Buying a Home with Good or Poor Credit
While the 722 number was the average credit score for purchasing a home in April 2017, that’s not to say that those with lower credit scores that fall into the “good,” “fair” or “poor” range would be unable to qualify for such a loan. However, if they are approved, their credit score will likely reflect the interest rate that would accompany their home loan. Generally speaking, the higher the credit score, the lower the interest rate. Over time, the savings can add up. In fact, consumers with good credit and low interest rates may save tens of thousands of dollars over the course of a home loan tenure compared to consumers with fair credit and high interest rates.
So if you’re among the consumer base with a credit score that may be on the bubble of getting approved for a home loan or just want to boost your score to earn a better interest rate on a home loan, you might be wondering what you can do. Here’s a look at some credit repair tactics to think about:
- Pay all bills on time. Late payments can cause your credit score to take a hit, especially if you’re regularly doing it. Set reminders and alerts, or arrange for auto bill pay if you can.
- Pay down debts: Try to always keep your debt-to-credit ratio, or credit utilization, at about 30 percent for a better score. For instance, if you have a credit card limit of $10,000, try to carry a balance of no more than $3,000 at once.

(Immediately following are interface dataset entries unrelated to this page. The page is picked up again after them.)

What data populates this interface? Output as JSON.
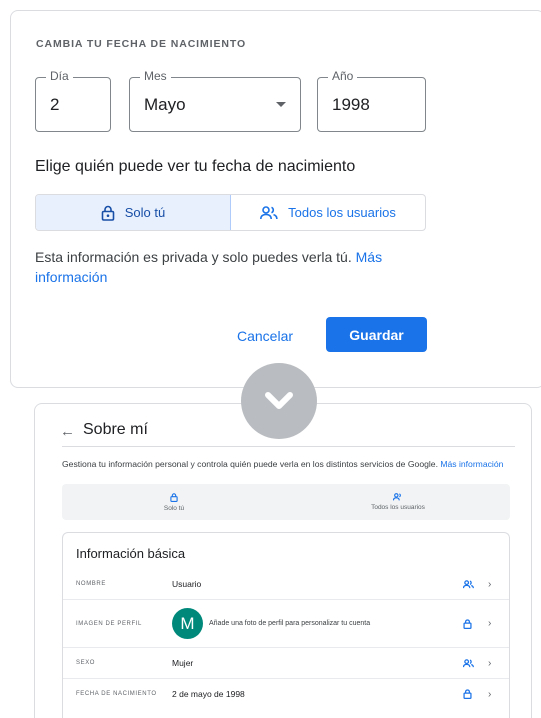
{
  "dialog": {
    "title": "CAMBIA TU FECHA DE NACIMIENTO",
    "day": {
      "label": "Día",
      "value": "2"
    },
    "month": {
      "label": "Mes",
      "value": "Mayo"
    },
    "year": {
      "label": "Año",
      "value": "1998"
    },
    "subtitle": "Elige quién puede ver tu fecha de nacimiento",
    "visibility": {
      "only_you": "Solo tú",
      "all_users": "Todos los usuarios",
      "selected": "only_you"
    },
    "info_text": "Esta información es privada y solo puedes verla tú.",
    "info_link": "Más información",
    "cancel_label": "Cancelar",
    "save_label": "Guardar"
  },
  "page": {
    "back_icon": "arrow-back-icon",
    "title": "Sobre mí",
    "description": "Gestiona tu información personal y controla quién puede verla en los distintos servicios de Google.",
    "description_link": "Más información",
    "visibility_bar": {
      "only_you": "Solo tú",
      "all_users": "Todos los usuarios"
    },
    "basic_info": {
      "title": "Información básica",
      "rows": [
        {
          "label": "NOMBRE",
          "value": "Usuario",
          "visibility_icon": "people-icon"
        },
        {
          "label": "IMAGEN DE PERFIL",
          "avatar_letter": "M",
          "value": "Añade una foto de perfil para personalizar tu cuenta",
          "visibility_icon": "lock-icon"
        },
        {
          "label": "SEXO",
          "value": "Mujer",
          "visibility_icon": "people-icon"
        },
        {
          "label": "FECHA DE NACIMIENTO",
          "value": "2 de mayo de 1998",
          "visibility_icon": "lock-icon"
        }
      ]
    }
  },
  "colors": {
    "accent": "#1a73e8",
    "selected_bg": "#e8f0fe",
    "avatar": "#00897b",
    "overlay_circle": "#b9bcc0"
  }
}
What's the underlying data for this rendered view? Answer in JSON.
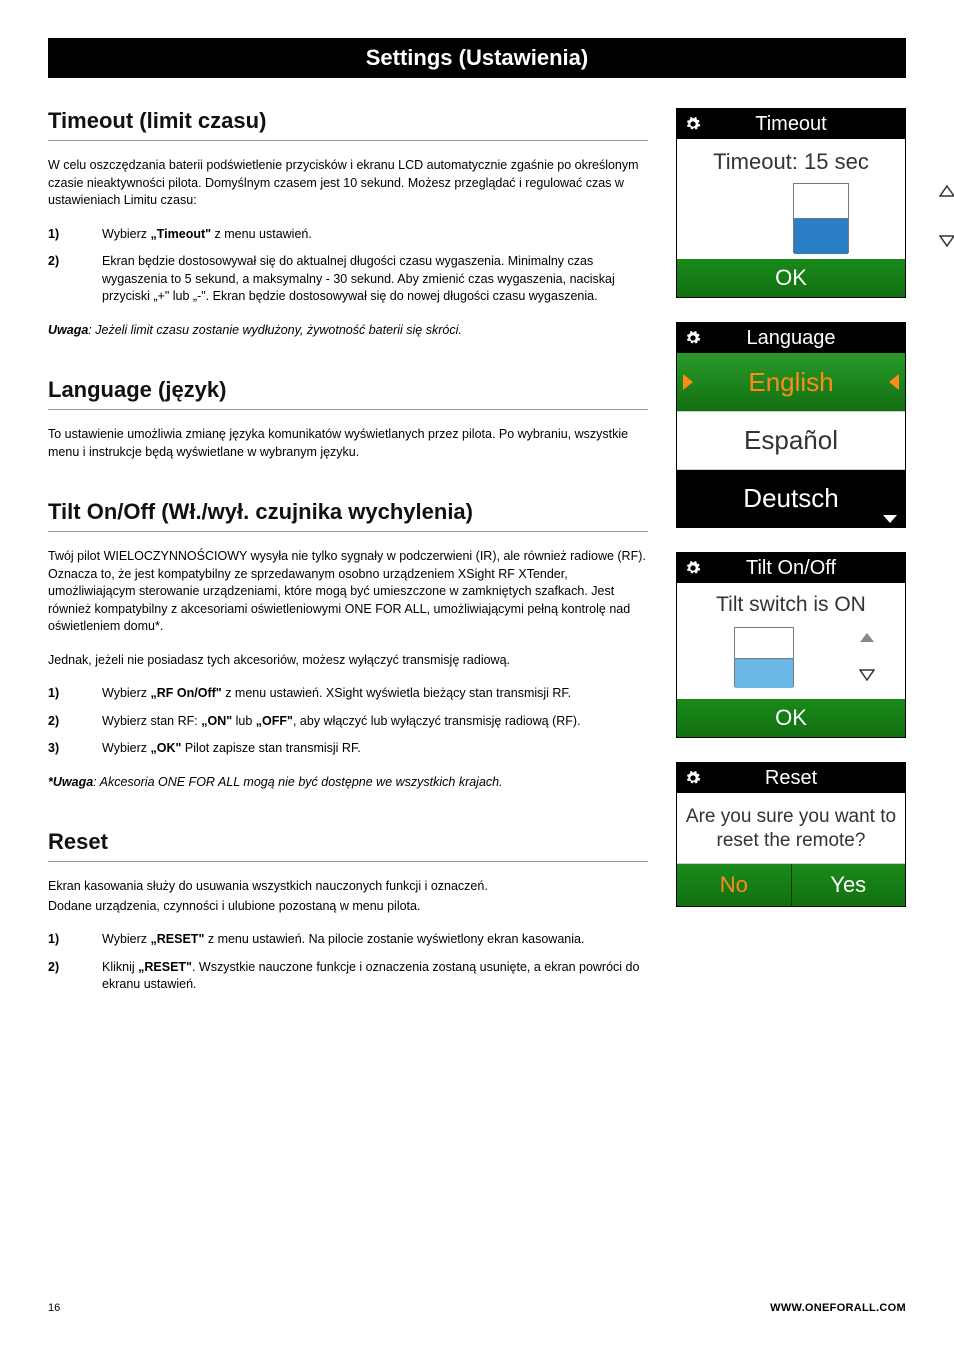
{
  "header": {
    "title": "Settings (Ustawienia)"
  },
  "timeout": {
    "heading": "Timeout (limit czasu)",
    "intro": "W celu oszczędzania baterii podświetlenie przycisków i ekranu LCD automatycznie zgaśnie po określonym czasie nieaktywności pilota. Domyślnym czasem jest 10 sekund. Możesz przeglądać i regulować czas w ustawieniach Limitu czasu:",
    "steps": [
      {
        "n": "1)",
        "text_pre": "Wybierz ",
        "bold": "„Timeout\"",
        "text_post": " z menu ustawień."
      },
      {
        "n": "2)",
        "text_pre": "Ekran będzie dostosowywał się do aktualnej długości czasu wygaszenia. Minimalny czas wygaszenia to 5 sekund, a maksymalny - 30 sekund. Aby zmienić czas wygaszenia, naciskaj przyciski „+\" lub „-\". Ekran będzie dostosowywał się do nowej długości czasu wygaszenia.",
        "bold": "",
        "text_post": ""
      }
    ],
    "note_bold": "Uwaga",
    "note_rest": ": Jeżeli limit czasu zostanie wydłużony, żywotność baterii się skróci."
  },
  "language": {
    "heading": "Language (język)",
    "intro": "To ustawienie umożliwia zmianę języka komunikatów wyświetlanych przez pilota. Po wybraniu, wszystkie menu i instrukcje będą wyświetlane w wybranym języku."
  },
  "tilt": {
    "heading": "Tilt On/Off (Wł./wył. czujnika wychylenia)",
    "p1": "Twój pilot WIELOCZYNNOŚCIOWY wysyła nie tylko sygnały w podczerwieni (IR), ale również radiowe (RF). Oznacza to, że jest kompatybilny ze sprzedawanym osobno urządzeniem XSight RF XTender, umożliwiającym sterowanie urządzeniami, które mogą być umieszczone w zamkniętych szafkach. Jest również kompatybilny z akcesoriami oświetleniowymi ONE FOR ALL, umożliwiającymi pełną kontrolę nad oświetleniem domu*.",
    "p2": "Jednak, jeżeli nie posiadasz tych akcesoriów, możesz wyłączyć transmisję radiową.",
    "steps": [
      {
        "n": "1)",
        "pre": "Wybierz ",
        "b1": "„RF On/Off\"",
        "post": " z menu ustawień. XSight wyświetla bieżący stan transmisji RF."
      },
      {
        "n": "2)",
        "pre": "Wybierz stan RF: ",
        "b1": "„ON\"",
        "mid": " lub ",
        "b2": "„OFF\"",
        "post": ", aby włączyć lub wyłączyć transmisję radiową (RF)."
      },
      {
        "n": "3)",
        "pre": "Wybierz ",
        "b1": "„OK\"",
        "post": " Pilot zapisze stan transmisji RF."
      }
    ],
    "note_bold": "*Uwaga",
    "note_rest": ": Akcesoria ONE FOR ALL mogą nie być dostępne we wszystkich krajach."
  },
  "reset": {
    "heading": "Reset",
    "p1": "Ekran kasowania służy do usuwania wszystkich nauczonych funkcji i oznaczeń.",
    "p2": "Dodane urządzenia, czynności i ulubione pozostaną w menu pilota.",
    "steps": [
      {
        "n": "1)",
        "pre": "Wybierz ",
        "b1": "„RESET\"",
        "post": " z menu ustawień. Na pilocie zostanie wyświetlony ekran kasowania."
      },
      {
        "n": "2)",
        "pre": "Kliknij ",
        "b1": "„RESET\"",
        "post": ". Wszystkie nauczone funkcje i oznaczenia zostaną usunięte, a ekran powróci do ekranu ustawień."
      }
    ]
  },
  "screens": {
    "timeout": {
      "title": "Timeout",
      "body": "Timeout: 15 sec",
      "ok": "OK",
      "fill_color": "#2a7fc4"
    },
    "language": {
      "title": "Language",
      "options": [
        "English",
        "Español",
        "Deutsch"
      ],
      "selected_index": 0
    },
    "tilt": {
      "title": "Tilt On/Off",
      "body": "Tilt switch is ON",
      "ok": "OK"
    },
    "reset": {
      "title": "Reset",
      "body": "Are you sure you want to reset the remote?",
      "no": "No",
      "yes": "Yes"
    }
  },
  "footer": {
    "page": "16",
    "url": "WWW.ONEFORALL.COM"
  }
}
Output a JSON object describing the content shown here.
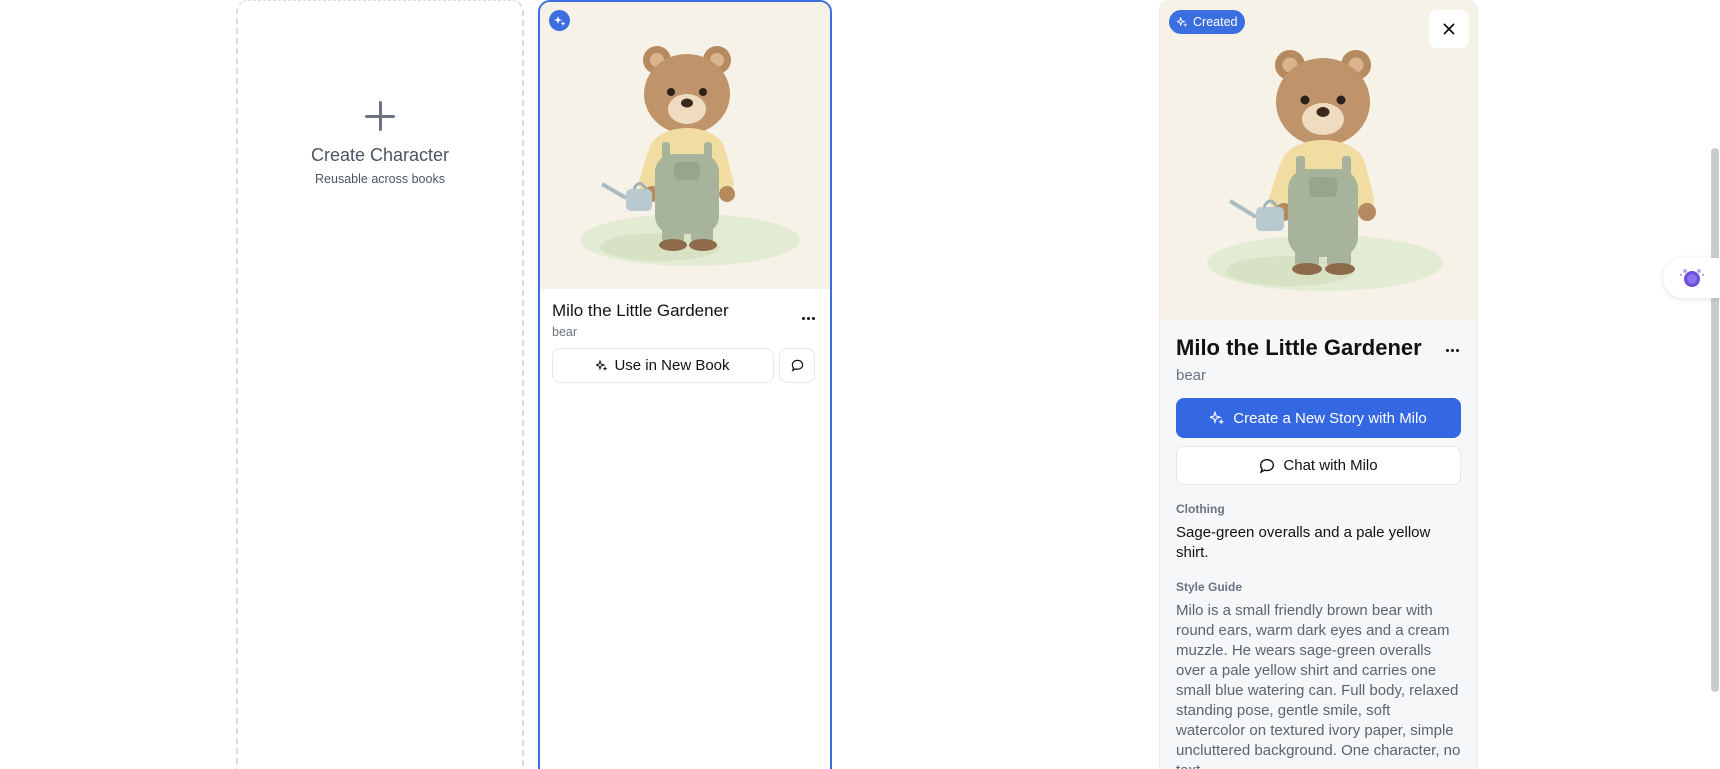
{
  "create_card": {
    "title": "Create Character",
    "subtitle": "Reusable across books"
  },
  "character_card": {
    "name": "Milo the Little Gardener",
    "type": "bear",
    "use_button_label": "Use in New Book"
  },
  "detail": {
    "badge_label": "Created",
    "name": "Milo the Little Gardener",
    "type": "bear",
    "create_story_label": "Create a New Story with Milo",
    "chat_label": "Chat with Milo",
    "clothing_label": "Clothing",
    "clothing_text": "Sage-green overalls and a pale yellow shirt.",
    "style_guide_label": "Style Guide",
    "style_guide_text": "Milo is a small friendly brown bear with round ears, warm dark eyes and a cream muzzle. He wears sage-green overalls over a pale yellow shirt and carries one small blue watering can. Full body, relaxed standing pose, gentle smile, soft watercolor on textured ivory paper, simple uncluttered background. One character, no text."
  },
  "colors": {
    "accent": "#3467e2",
    "selected_border": "#3b6fe0",
    "muted_text": "#6b7280"
  },
  "icons": {
    "plus": "plus-icon",
    "sparkle": "sparkle-icon",
    "chat": "chat-bubble-icon",
    "close": "close-icon",
    "more": "more-icon",
    "assistant": "assistant-icon"
  }
}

- Reduce your debt by paying off high-interest loans and credit cards first.
- Check your credit report for errors.